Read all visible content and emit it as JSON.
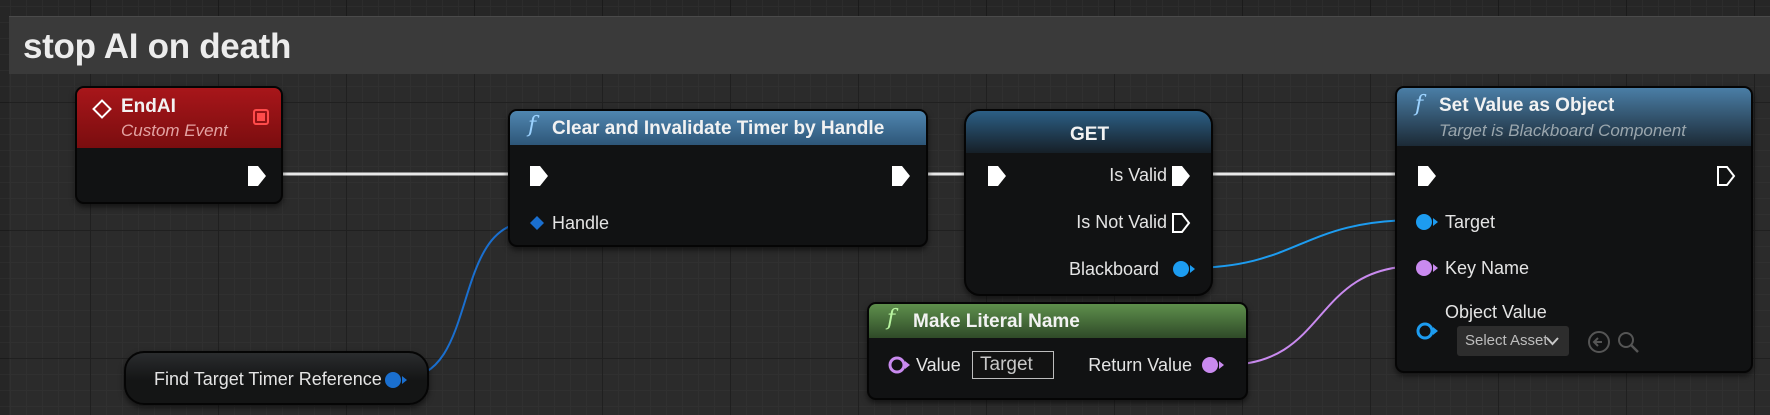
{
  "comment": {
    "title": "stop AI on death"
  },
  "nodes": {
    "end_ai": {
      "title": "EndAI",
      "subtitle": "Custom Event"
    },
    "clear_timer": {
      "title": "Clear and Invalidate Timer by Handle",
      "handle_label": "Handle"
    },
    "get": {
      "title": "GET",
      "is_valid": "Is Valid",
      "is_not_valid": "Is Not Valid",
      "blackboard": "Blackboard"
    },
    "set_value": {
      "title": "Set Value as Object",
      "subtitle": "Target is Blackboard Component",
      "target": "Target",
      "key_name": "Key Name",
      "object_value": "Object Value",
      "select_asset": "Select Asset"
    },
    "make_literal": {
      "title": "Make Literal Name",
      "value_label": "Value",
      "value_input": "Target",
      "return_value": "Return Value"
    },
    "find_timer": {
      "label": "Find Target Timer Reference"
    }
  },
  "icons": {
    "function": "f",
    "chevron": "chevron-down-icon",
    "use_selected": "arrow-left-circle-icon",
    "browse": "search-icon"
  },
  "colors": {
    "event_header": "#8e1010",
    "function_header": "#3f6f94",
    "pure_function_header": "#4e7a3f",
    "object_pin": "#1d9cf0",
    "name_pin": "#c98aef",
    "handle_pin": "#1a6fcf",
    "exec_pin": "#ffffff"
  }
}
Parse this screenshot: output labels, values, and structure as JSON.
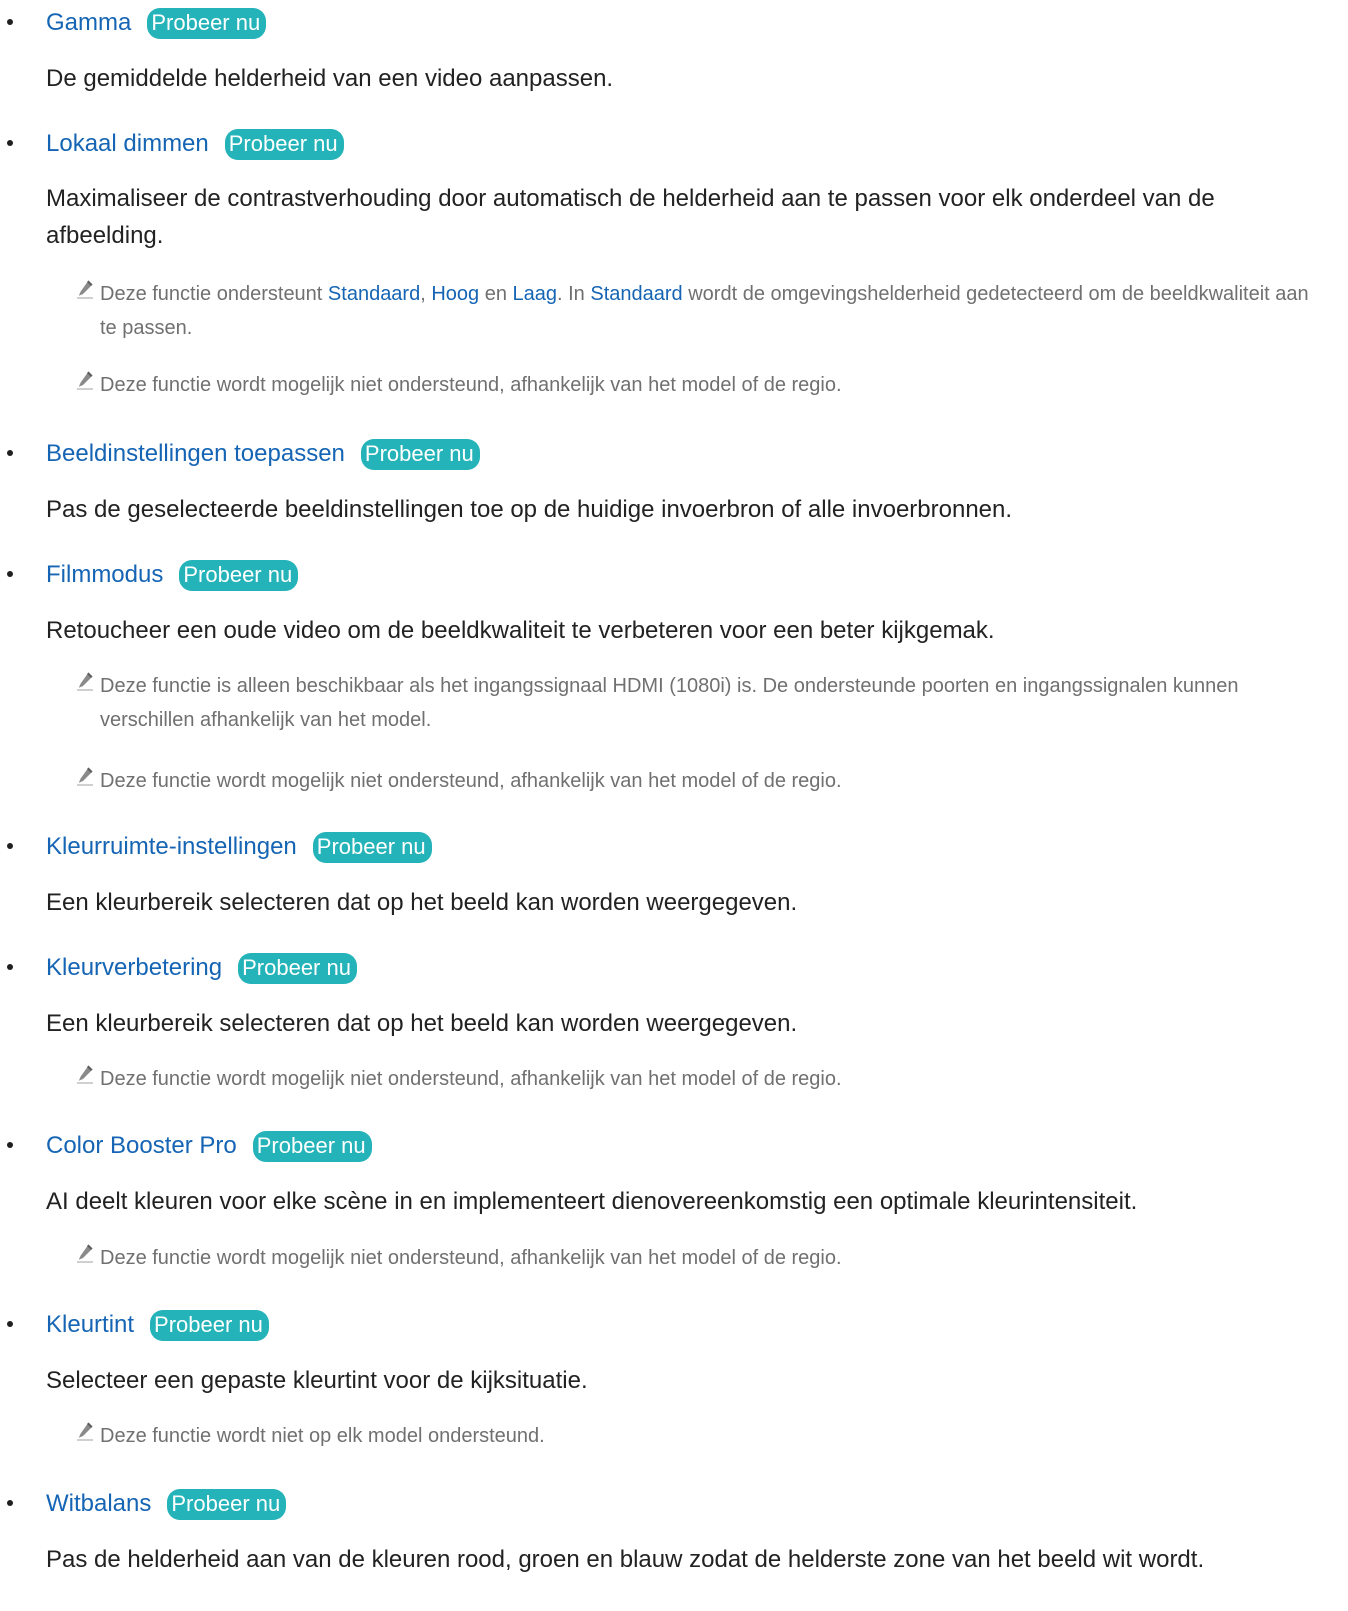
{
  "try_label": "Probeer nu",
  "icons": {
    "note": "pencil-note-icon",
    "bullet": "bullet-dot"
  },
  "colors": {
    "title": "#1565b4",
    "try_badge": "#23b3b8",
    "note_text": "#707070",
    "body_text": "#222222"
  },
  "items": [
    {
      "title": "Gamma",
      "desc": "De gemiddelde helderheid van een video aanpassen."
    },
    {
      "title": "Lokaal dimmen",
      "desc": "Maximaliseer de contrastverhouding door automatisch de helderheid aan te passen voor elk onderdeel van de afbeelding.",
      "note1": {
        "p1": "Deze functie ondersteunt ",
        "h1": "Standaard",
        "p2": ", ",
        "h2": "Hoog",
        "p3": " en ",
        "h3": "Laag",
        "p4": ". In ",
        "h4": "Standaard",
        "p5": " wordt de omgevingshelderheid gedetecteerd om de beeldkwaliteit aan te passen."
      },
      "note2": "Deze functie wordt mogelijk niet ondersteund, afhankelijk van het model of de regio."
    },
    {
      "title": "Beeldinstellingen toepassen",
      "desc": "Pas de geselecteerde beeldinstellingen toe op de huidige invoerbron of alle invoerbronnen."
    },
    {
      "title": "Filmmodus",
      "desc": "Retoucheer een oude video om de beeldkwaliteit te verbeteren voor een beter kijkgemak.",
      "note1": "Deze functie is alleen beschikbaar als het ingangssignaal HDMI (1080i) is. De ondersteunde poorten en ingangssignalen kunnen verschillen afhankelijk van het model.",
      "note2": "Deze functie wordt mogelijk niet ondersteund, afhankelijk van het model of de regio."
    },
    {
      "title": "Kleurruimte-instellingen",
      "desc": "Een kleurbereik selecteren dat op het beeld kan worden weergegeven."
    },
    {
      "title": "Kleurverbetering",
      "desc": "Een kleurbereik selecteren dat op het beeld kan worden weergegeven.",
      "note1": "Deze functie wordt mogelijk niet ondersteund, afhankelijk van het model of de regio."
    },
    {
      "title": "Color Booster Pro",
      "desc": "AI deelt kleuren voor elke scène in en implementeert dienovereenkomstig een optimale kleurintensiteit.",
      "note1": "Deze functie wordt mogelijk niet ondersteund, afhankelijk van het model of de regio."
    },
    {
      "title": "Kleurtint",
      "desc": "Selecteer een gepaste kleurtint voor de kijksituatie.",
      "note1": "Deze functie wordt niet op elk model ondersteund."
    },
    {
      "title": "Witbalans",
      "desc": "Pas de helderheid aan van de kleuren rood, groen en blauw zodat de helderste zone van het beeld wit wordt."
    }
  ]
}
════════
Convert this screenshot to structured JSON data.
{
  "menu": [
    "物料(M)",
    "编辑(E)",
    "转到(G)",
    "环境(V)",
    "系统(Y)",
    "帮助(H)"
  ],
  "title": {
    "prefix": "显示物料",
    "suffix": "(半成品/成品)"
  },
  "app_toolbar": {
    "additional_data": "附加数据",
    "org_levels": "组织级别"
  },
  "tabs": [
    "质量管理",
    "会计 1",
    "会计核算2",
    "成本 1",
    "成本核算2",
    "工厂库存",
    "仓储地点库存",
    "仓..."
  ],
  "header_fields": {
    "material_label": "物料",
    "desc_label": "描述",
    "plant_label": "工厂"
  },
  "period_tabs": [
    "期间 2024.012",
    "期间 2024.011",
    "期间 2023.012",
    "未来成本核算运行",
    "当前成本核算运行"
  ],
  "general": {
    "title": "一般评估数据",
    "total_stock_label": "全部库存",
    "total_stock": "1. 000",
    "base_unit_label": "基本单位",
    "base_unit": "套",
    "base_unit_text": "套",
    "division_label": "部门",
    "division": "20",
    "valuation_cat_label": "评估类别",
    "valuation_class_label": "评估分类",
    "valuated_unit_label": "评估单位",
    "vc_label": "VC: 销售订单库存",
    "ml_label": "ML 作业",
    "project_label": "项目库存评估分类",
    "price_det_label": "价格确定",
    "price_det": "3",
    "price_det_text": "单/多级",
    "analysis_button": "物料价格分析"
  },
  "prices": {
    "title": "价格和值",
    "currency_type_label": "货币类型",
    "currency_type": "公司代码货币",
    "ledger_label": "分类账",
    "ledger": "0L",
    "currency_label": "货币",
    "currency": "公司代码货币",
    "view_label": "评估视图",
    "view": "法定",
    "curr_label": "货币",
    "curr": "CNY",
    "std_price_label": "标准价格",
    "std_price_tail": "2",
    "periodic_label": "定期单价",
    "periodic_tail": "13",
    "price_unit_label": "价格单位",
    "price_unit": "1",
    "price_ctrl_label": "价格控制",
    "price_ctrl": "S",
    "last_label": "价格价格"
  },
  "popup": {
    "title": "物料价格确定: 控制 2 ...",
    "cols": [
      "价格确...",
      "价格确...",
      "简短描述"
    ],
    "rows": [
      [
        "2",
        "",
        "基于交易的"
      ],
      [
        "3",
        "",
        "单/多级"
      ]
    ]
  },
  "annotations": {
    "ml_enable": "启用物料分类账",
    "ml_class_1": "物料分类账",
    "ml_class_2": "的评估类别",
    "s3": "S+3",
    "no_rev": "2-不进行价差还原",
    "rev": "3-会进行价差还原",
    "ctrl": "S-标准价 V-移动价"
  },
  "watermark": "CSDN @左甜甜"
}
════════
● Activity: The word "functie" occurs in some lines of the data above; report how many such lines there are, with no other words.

● Answer area: 7